Records from a data collection
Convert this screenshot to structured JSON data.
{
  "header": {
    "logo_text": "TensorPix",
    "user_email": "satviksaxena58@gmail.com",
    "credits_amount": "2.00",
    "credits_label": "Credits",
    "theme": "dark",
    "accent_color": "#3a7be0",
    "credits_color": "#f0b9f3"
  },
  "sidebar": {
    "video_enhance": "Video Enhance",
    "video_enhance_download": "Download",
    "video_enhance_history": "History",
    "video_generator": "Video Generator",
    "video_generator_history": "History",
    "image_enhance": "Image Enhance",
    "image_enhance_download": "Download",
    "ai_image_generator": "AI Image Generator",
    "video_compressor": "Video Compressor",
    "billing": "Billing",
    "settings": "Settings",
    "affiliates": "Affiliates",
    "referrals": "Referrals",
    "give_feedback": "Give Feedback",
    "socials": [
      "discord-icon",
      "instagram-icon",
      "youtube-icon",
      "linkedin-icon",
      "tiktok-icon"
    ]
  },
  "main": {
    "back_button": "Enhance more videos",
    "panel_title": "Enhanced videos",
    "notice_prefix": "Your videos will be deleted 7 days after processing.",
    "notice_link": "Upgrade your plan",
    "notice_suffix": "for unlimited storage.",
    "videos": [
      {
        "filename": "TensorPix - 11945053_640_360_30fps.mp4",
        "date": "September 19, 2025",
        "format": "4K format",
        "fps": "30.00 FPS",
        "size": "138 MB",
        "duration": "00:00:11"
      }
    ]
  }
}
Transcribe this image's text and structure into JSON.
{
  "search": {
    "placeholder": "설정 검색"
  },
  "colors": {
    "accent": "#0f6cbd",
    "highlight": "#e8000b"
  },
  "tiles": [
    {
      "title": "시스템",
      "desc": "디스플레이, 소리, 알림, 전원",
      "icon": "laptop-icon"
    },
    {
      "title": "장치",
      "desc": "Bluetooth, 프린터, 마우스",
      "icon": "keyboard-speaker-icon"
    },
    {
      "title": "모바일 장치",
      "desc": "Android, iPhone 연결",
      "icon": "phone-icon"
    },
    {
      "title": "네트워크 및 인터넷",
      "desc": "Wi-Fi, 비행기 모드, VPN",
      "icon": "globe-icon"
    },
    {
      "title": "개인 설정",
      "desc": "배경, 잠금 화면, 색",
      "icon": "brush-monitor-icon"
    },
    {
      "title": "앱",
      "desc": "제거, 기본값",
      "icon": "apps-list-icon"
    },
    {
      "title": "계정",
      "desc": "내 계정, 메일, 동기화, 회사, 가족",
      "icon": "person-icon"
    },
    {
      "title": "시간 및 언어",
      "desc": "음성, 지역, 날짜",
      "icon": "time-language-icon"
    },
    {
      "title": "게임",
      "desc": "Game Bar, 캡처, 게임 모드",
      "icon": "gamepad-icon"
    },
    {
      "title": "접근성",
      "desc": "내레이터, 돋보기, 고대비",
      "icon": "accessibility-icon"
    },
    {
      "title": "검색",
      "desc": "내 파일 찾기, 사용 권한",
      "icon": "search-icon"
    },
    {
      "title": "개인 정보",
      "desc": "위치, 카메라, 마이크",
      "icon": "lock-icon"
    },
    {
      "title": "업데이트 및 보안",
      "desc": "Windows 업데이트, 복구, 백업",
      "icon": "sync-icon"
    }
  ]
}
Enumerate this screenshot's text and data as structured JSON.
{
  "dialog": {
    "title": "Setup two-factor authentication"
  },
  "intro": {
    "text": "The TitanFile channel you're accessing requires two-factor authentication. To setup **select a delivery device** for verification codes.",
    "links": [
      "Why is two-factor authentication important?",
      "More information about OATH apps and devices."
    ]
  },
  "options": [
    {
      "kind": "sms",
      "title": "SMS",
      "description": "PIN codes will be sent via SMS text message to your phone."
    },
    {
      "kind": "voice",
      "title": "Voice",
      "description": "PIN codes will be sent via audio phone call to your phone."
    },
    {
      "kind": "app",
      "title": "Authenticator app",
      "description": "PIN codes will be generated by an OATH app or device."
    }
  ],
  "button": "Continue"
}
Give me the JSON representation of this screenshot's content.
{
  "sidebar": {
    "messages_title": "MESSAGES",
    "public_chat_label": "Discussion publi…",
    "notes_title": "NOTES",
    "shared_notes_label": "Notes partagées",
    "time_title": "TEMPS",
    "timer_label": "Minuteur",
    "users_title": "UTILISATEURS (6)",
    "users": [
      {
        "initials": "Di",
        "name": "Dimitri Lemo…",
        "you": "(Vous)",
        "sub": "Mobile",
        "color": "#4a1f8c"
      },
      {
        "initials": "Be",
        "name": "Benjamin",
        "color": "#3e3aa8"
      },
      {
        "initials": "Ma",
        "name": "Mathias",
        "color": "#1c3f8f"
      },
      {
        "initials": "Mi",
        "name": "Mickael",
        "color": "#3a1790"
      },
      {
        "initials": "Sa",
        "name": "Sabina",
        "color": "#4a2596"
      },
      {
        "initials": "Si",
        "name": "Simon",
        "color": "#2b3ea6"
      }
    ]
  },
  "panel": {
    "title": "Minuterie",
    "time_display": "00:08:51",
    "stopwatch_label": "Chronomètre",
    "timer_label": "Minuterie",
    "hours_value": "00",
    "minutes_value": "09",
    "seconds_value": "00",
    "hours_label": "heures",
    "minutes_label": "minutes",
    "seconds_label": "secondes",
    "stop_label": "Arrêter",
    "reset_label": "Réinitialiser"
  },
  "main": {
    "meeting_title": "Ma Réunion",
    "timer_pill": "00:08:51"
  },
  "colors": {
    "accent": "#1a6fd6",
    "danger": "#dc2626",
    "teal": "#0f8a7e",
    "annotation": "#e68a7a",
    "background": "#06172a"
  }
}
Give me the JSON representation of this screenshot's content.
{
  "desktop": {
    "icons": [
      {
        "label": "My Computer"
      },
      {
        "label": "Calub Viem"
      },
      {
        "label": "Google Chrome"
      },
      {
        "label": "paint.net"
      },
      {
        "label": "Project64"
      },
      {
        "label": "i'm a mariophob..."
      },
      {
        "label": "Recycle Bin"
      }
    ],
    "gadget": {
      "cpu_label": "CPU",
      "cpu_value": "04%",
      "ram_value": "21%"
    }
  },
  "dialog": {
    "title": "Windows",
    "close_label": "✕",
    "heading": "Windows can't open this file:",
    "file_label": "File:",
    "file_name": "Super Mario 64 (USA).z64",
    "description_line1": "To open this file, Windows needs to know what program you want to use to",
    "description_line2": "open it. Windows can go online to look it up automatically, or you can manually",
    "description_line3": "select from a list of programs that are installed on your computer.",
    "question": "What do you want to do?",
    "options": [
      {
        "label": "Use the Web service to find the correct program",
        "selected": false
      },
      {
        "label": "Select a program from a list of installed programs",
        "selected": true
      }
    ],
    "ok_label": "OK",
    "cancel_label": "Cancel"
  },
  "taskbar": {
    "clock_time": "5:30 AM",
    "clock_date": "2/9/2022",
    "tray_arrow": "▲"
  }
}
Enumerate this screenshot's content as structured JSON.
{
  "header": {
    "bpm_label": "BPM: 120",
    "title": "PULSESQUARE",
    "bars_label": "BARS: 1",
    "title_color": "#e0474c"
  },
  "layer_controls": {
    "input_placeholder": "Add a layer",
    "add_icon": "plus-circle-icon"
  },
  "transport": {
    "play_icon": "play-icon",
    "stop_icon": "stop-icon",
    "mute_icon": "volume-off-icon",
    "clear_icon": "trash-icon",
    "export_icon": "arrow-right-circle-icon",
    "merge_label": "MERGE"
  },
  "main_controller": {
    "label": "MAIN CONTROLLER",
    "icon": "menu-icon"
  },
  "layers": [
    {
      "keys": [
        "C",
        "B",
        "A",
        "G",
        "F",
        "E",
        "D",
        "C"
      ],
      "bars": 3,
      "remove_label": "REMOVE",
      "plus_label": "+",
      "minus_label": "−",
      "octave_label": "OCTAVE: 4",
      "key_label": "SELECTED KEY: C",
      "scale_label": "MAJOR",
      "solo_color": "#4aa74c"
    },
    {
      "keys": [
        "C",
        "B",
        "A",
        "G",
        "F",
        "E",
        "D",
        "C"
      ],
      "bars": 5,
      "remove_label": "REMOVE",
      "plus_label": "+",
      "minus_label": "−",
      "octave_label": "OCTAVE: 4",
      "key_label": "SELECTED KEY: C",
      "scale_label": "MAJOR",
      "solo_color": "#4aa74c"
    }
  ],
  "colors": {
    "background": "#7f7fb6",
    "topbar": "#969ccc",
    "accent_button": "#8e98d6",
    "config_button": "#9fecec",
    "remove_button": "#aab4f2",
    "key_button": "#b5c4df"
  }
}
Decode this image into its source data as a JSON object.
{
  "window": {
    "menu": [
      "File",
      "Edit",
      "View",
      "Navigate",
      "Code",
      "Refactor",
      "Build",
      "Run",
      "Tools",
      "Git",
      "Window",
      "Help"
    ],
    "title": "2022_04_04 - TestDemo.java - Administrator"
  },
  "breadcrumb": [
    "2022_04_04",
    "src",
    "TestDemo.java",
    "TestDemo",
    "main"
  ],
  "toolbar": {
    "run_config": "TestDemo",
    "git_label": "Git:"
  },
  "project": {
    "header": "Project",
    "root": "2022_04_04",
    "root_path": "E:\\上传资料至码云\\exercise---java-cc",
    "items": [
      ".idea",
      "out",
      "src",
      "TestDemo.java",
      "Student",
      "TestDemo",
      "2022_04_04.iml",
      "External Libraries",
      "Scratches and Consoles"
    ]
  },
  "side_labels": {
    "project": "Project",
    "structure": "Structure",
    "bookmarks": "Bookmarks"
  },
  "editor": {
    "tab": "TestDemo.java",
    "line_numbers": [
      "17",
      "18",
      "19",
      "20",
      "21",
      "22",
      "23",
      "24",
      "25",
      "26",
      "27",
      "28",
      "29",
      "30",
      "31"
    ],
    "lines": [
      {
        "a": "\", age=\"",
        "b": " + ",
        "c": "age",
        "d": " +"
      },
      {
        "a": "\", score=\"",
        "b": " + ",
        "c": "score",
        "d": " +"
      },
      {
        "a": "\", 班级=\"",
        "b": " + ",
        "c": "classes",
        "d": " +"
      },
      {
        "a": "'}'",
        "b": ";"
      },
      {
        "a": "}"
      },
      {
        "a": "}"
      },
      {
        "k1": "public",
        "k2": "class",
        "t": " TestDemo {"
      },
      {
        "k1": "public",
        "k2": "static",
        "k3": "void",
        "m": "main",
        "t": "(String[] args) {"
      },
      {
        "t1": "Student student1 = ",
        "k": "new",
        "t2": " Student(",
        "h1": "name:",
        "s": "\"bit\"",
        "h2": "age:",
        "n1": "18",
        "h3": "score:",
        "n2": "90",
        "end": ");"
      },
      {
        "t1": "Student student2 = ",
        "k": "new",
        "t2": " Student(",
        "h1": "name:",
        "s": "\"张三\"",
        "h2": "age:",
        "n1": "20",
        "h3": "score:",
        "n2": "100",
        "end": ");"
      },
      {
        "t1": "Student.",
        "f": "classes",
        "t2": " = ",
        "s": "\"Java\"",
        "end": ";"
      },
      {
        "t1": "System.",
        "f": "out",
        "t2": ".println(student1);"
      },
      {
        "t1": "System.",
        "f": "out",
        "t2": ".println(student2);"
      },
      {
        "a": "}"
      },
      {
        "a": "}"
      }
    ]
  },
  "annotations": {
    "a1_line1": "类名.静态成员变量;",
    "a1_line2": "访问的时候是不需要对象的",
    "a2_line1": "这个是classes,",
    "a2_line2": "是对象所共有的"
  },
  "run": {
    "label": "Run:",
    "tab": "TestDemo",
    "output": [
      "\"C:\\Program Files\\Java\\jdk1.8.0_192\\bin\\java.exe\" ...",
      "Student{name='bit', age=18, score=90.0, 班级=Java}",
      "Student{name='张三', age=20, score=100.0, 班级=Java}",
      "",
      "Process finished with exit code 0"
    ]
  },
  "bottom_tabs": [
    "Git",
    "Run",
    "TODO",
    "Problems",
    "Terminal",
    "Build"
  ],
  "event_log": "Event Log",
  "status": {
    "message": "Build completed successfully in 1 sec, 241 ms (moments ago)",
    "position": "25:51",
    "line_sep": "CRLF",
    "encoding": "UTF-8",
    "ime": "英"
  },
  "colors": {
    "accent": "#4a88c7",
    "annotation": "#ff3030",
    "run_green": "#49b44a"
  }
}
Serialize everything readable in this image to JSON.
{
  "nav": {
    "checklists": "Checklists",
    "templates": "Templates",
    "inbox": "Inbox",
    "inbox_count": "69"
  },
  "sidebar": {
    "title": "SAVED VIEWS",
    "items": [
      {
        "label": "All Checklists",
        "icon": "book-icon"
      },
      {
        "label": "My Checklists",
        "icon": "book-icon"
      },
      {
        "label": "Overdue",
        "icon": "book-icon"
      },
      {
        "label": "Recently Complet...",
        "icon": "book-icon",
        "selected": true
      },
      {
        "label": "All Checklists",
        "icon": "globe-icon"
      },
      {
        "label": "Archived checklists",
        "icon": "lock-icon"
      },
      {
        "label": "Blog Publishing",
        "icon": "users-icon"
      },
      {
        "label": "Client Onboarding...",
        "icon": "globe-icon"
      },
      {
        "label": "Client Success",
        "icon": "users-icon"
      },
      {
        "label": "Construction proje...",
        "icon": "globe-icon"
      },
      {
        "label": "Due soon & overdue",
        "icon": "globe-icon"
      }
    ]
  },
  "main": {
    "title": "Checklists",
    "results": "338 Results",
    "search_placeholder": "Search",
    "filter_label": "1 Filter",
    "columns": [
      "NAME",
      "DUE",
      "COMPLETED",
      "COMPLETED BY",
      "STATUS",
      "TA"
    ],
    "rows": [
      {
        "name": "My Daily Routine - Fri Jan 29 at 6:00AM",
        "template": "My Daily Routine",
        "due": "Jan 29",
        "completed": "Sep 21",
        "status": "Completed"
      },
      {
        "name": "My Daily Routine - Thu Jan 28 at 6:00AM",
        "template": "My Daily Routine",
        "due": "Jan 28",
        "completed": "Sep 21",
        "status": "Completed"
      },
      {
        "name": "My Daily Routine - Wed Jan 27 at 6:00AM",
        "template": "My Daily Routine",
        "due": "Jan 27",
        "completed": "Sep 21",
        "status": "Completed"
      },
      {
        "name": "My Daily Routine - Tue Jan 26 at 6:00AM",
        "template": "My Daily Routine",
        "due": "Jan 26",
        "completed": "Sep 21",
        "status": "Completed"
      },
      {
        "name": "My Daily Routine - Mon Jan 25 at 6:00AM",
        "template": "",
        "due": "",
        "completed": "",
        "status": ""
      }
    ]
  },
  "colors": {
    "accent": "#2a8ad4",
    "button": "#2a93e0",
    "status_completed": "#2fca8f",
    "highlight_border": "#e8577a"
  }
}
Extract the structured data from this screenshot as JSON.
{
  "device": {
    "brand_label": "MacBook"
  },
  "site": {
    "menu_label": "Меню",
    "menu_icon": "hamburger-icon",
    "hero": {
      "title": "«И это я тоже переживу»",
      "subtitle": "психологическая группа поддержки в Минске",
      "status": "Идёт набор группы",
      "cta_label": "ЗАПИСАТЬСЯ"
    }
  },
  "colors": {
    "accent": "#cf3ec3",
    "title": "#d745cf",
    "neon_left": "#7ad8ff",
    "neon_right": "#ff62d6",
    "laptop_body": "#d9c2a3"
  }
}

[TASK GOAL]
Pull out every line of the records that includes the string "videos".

[RESPONSE]
    "back_button": "Enhance more videos",
    "panel_title": "Enhanced videos",
    "notice_prefix": "Your videos will be deleted 7 days after processing.",
    "videos": [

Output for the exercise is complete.